A new poll sheds light on some of the most controversial issues facing the state, and shows opinions aren't as divided as some might think.
The survey looked at public opinions on short-term vacation rentals, the Thirty-Meter Telescope, and death with dignity.
When it comes to the Thirty Meter Telescope atop Mauna Kea, 72 percent of likely voters said they supported it.
On the Big Island, 68 percent of residents said they favored it, 15 percent more than two years ago.
"Even on Hawaii Island, support is over 2-to-1 that this is a project that they don't want to see an opportunity lost for local kids there," said Kyle Chock, interim executive director of Pacific Resource Partnership, which conducted the poll.
The survey also looked at short-term vacation rentals.
The vast majority of vacation rental listings are likely illegal and un-taxed, but there is still no clear plan to regulation.
PRP's poll found 49 percent support online vacation rental services, like Airbnb. Some 46 percent said they don't and 75 percent said the state should only collect taxes from online rental sites once officials can ensure all listings are legal.
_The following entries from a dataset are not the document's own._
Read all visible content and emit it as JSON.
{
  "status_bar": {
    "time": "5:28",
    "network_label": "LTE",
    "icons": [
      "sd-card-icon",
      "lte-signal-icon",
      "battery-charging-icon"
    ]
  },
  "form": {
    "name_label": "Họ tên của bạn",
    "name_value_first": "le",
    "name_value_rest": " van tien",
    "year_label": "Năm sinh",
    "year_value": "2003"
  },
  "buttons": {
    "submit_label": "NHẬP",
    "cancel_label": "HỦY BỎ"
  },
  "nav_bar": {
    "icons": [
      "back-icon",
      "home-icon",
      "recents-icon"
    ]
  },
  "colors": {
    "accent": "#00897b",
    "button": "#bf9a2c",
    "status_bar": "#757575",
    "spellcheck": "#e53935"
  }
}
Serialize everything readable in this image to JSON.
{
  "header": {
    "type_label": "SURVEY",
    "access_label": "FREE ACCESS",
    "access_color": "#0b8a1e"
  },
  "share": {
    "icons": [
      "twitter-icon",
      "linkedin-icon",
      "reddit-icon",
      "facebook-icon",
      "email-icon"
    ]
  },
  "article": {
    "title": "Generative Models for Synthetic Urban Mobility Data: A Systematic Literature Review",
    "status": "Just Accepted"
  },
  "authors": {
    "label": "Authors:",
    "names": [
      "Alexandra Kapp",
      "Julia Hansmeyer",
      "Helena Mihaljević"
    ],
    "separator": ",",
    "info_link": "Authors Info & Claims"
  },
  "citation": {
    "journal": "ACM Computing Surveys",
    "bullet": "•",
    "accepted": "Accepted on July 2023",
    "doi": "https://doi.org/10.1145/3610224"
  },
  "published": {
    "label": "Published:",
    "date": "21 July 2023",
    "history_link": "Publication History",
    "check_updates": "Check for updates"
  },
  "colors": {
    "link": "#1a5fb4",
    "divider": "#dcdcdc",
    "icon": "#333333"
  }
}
There are two bills before lawmakers still alive at the state Legislature. The state Senate version would prohibit homeowners from hiding behind the GET license of companies like Airbnb.
The poll also took on another hot button issue -- death with dignity.
The measure didn't even come up for a vote at the state Legislature this session, but PRP's poll shows overwhelming support.
Some 67 percent of voters would allow a terminally ill patient to end their own life. A proposal that the House leadership killed off this year.
And when voters were asked if they thought the state was headed in the right direction 47%, statewide, said no. The entire poll is now posted on our website.
The survey was commissioned by Pacific Resource Partnership, a labor management organization that represents the Hawaii Carpenters Union and all of its unionized contractors.
It's been tracking public opinion on rail and other issues for years.
The poll, conducted by Tulchin Research, included 800 likely voters.